Work task
Among the records, which lines hold the word "object"? Pick them out.

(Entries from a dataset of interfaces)
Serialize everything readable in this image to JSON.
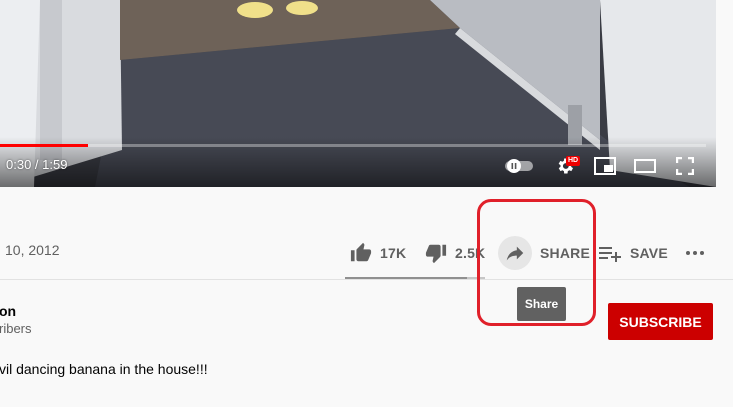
{
  "player": {
    "time": "0:30 / 1:59",
    "progress_fraction": 0.125,
    "hd_badge": "HD",
    "controls": [
      "autoplay-toggle",
      "settings-gear-icon",
      "miniplayer-icon",
      "theater-mode-icon",
      "fullscreen-icon"
    ]
  },
  "video": {
    "date": "10, 2012"
  },
  "actions": {
    "like_count": "17K",
    "dislike_count": "2.5K",
    "share_label": "SHARE",
    "save_label": "SAVE",
    "like_ratio": 0.87
  },
  "tooltip": {
    "text": "Share"
  },
  "channel": {
    "name": "on",
    "subscribers": "ribers",
    "subscribe_label": "SUBSCRIBE"
  },
  "description": {
    "line1": "vil dancing banana in the house!!!",
    "line2": ""
  },
  "colors": {
    "progress": "#ff0000",
    "subscribe_bg": "#cc0000",
    "highlight": "#e0202a",
    "tooltip_bg": "#616161"
  }
}
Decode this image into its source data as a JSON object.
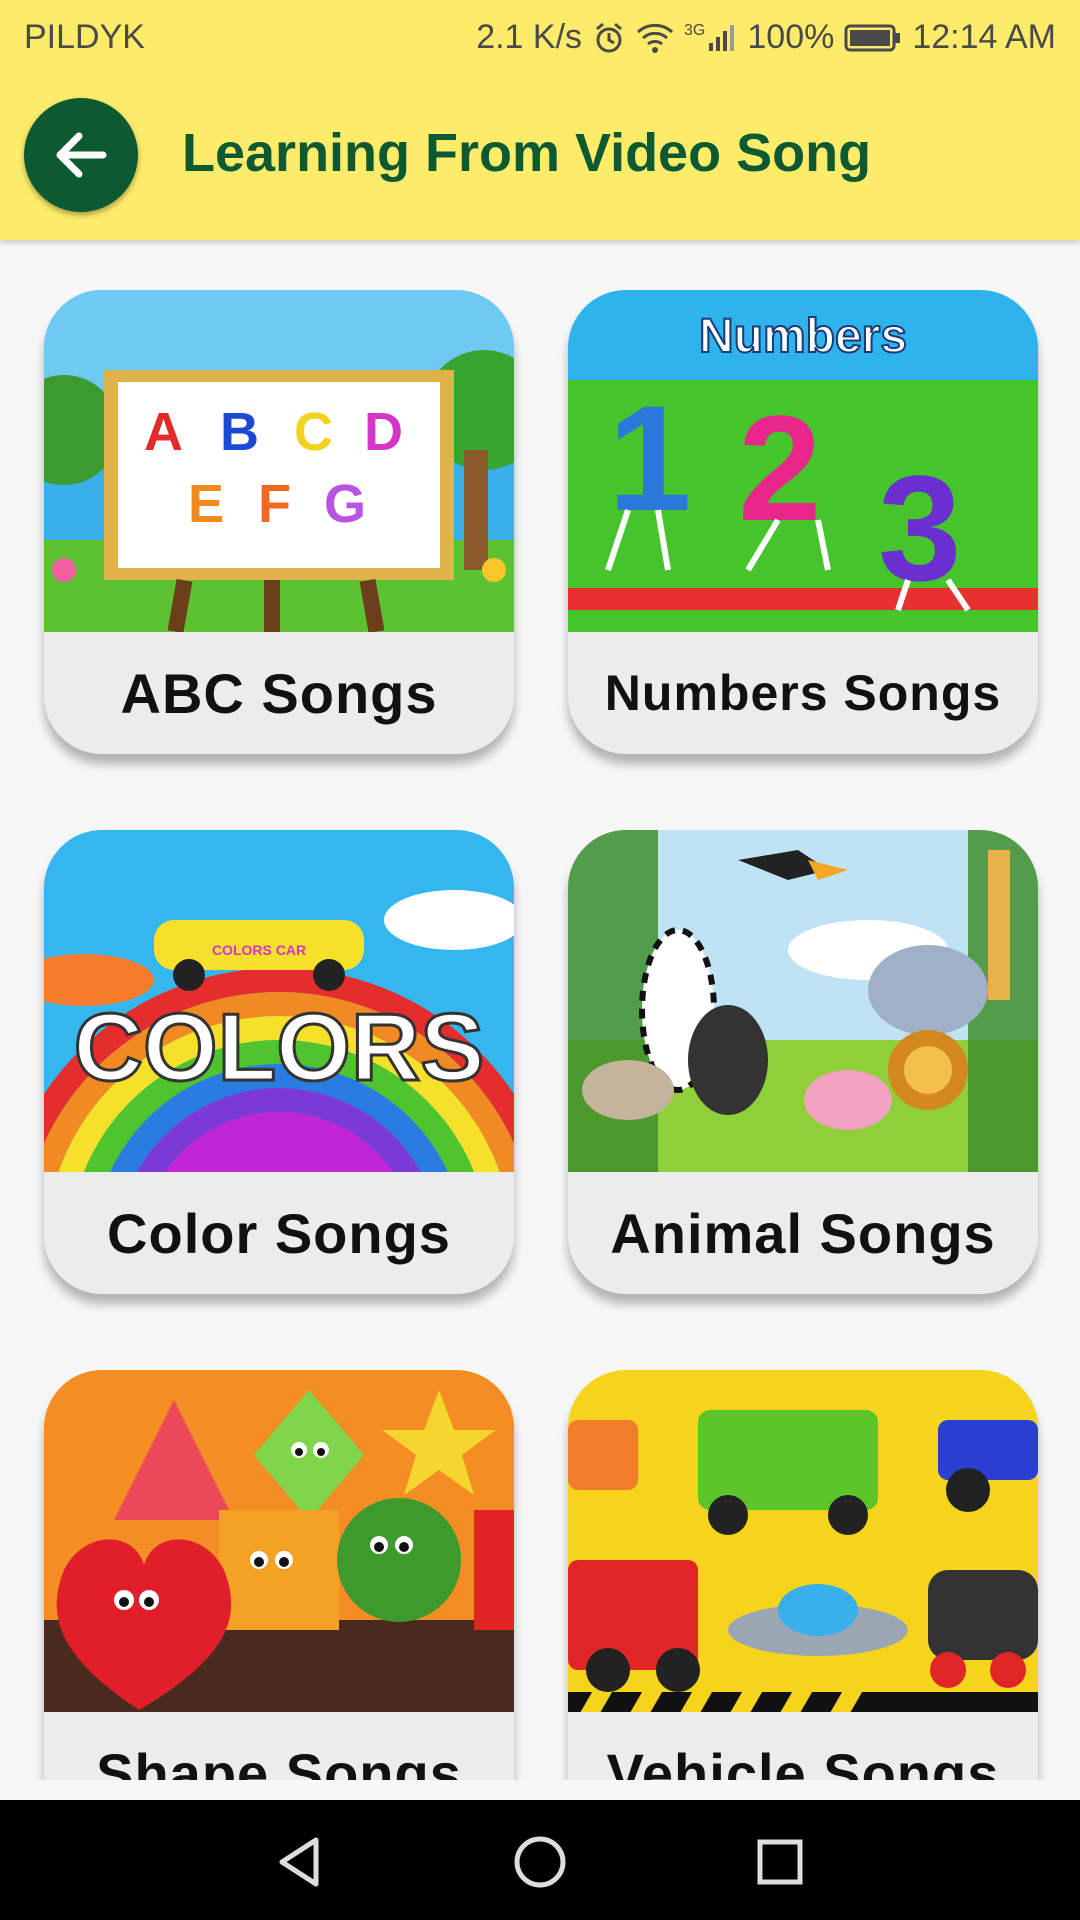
{
  "status_bar": {
    "carrier": "PILDYK",
    "speed": "2.1 K/s",
    "network": "3G",
    "battery": "100%",
    "time": "12:14 AM"
  },
  "header": {
    "title": "Learning From Video Song",
    "back_icon": "arrow-left-icon",
    "color_bg": "#fdec6a",
    "color_accent": "#0d5a32"
  },
  "categories": [
    {
      "label": "ABC Songs",
      "art_text": [
        "A",
        "B",
        "C",
        "D",
        "E",
        "F",
        "G"
      ]
    },
    {
      "label": "Numbers Songs",
      "art_title": "Numbers",
      "art_text": [
        "1",
        "2",
        "3"
      ]
    },
    {
      "label": "Color Songs",
      "art_title": "COLORS",
      "art_sub": "COLORS CAR"
    },
    {
      "label": "Animal Songs"
    },
    {
      "label": "Shape Songs"
    },
    {
      "label": "Vehicle Songs"
    }
  ],
  "nav_bar": {
    "back": "triangle-back-icon",
    "home": "circle-home-icon",
    "recents": "square-recents-icon"
  }
}
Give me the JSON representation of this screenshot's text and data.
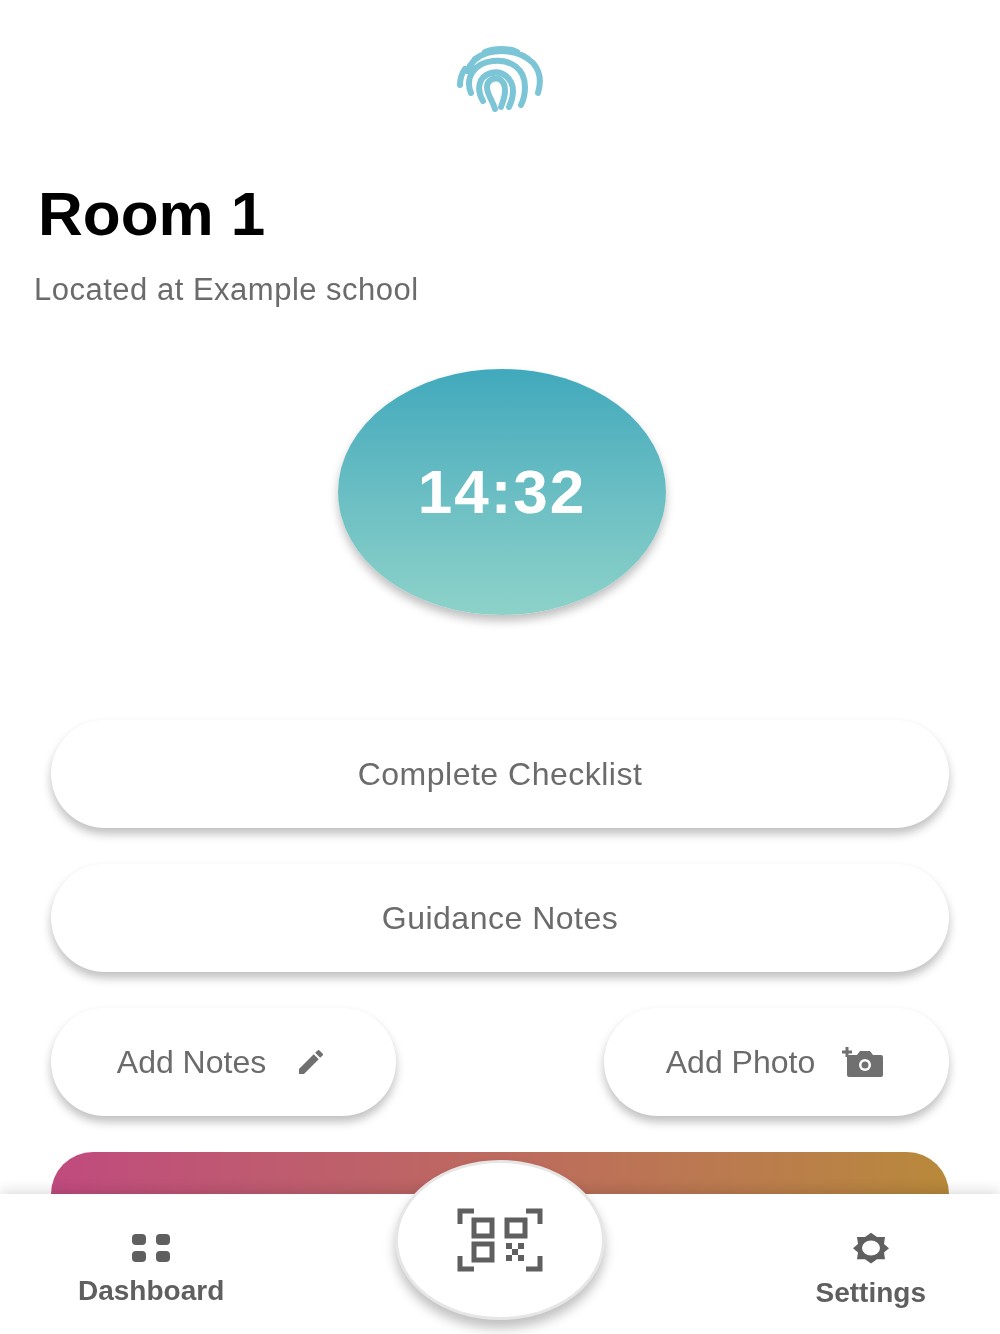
{
  "room": {
    "title": "Room 1",
    "location": "Located at Example school"
  },
  "timer": {
    "time": "14:32"
  },
  "actions": [
    {
      "label": "Complete Checklist",
      "kind": "wide"
    },
    {
      "label": "Guidance Notes",
      "kind": "wide"
    }
  ],
  "small_actions": [
    {
      "label": "Add Notes"
    },
    {
      "label": "Add Photo"
    }
  ],
  "nav": [
    {
      "label": "Dashboard",
      "kind": "tab"
    },
    {
      "kind": "center"
    },
    {
      "label": "Settings",
      "kind": "tab"
    }
  ]
}
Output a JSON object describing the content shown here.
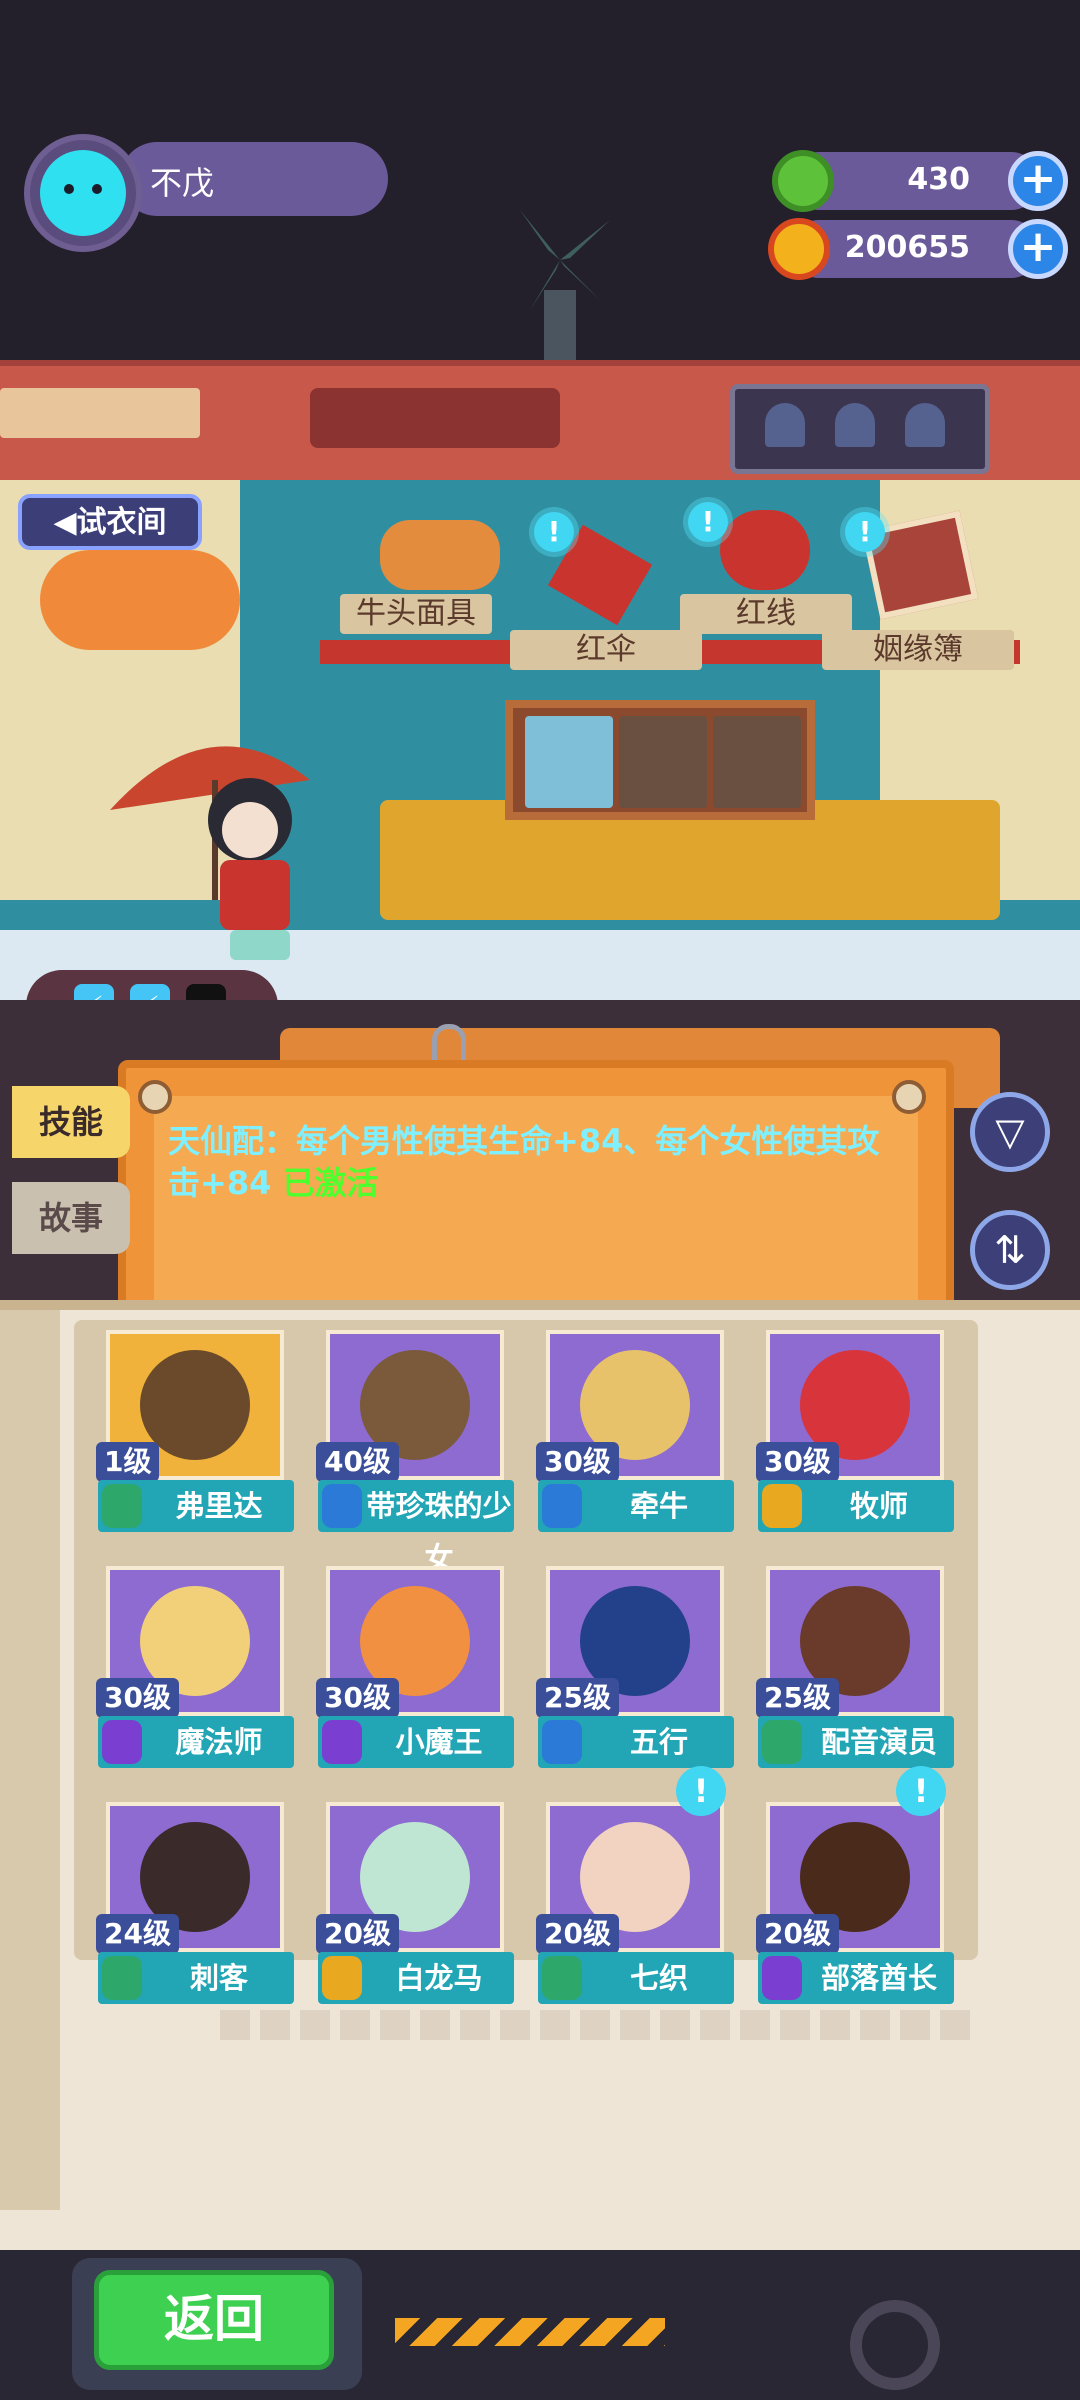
{
  "player": {
    "name": "不戊"
  },
  "currency": [
    {
      "icon": "green-coin-icon",
      "amount": "430"
    },
    {
      "icon": "gold-planet-icon",
      "amount": "200655"
    }
  ],
  "scene": {
    "fitting_room_label": "试衣间",
    "items": [
      "牛头面具",
      "红伞",
      "红线",
      "姻缘簿"
    ]
  },
  "info": {
    "synergy_text": "天仙配：每个男性使其生命+84、每个女性使其攻击+84",
    "synergy_status": "已激活",
    "tabs": [
      "技能",
      "故事"
    ]
  },
  "characters": [
    {
      "level": "1级",
      "name": "弗里达",
      "badge_color": "#2ea86a",
      "bg": "#f0b23a",
      "head": "#6a4a2a"
    },
    {
      "level": "40级",
      "name": "带珍珠的少女",
      "badge_color": "#2b7ad8",
      "bg": "#8d6bd1",
      "head": "#7a5a3a"
    },
    {
      "level": "30级",
      "name": "牵牛",
      "badge_color": "#2b7ad8",
      "bg": "#8d6bd1",
      "head": "#e8c26a"
    },
    {
      "level": "30级",
      "name": "牧师",
      "badge_color": "#e8a820",
      "bg": "#8d6bd1",
      "head": "#d8343c"
    },
    {
      "level": "30级",
      "name": "魔法师",
      "badge_color": "#7a3fd0",
      "bg": "#8d6bd1",
      "head": "#f2d07a"
    },
    {
      "level": "30级",
      "name": "小魔王",
      "badge_color": "#7a3fd0",
      "bg": "#8d6bd1",
      "head": "#f09040"
    },
    {
      "level": "25级",
      "name": "五行",
      "badge_color": "#2b7ad8",
      "bg": "#8d6bd1",
      "head": "#23408a"
    },
    {
      "level": "25级",
      "name": "配音演员",
      "badge_color": "#2ea86a",
      "bg": "#8d6bd1",
      "head": "#6a3a2a"
    },
    {
      "level": "24级",
      "name": "刺客",
      "badge_color": "#2ea86a",
      "bg": "#8d6bd1",
      "head": "#3a2a2a"
    },
    {
      "level": "20级",
      "name": "白龙马",
      "badge_color": "#e8a820",
      "bg": "#8d6bd1",
      "head": "#bfe6d2"
    },
    {
      "level": "20级",
      "name": "七织",
      "badge_color": "#2ea86a",
      "bg": "#8d6bd1",
      "head": "#f2d2c0"
    },
    {
      "level": "20级",
      "name": "部落酋长",
      "badge_color": "#7a3fd0",
      "bg": "#8d6bd1",
      "head": "#4a2a1a"
    }
  ],
  "footer": {
    "back_label": "返回"
  },
  "colors": {
    "accent_teal": "#22a6b5",
    "synergy_text": "#7ff0ff",
    "activated": "#4dff2d",
    "back_button": "#3ed050"
  }
}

Expected answer
Decode this image into its source data as a JSON object.
Output a JSON object describing the content shown here.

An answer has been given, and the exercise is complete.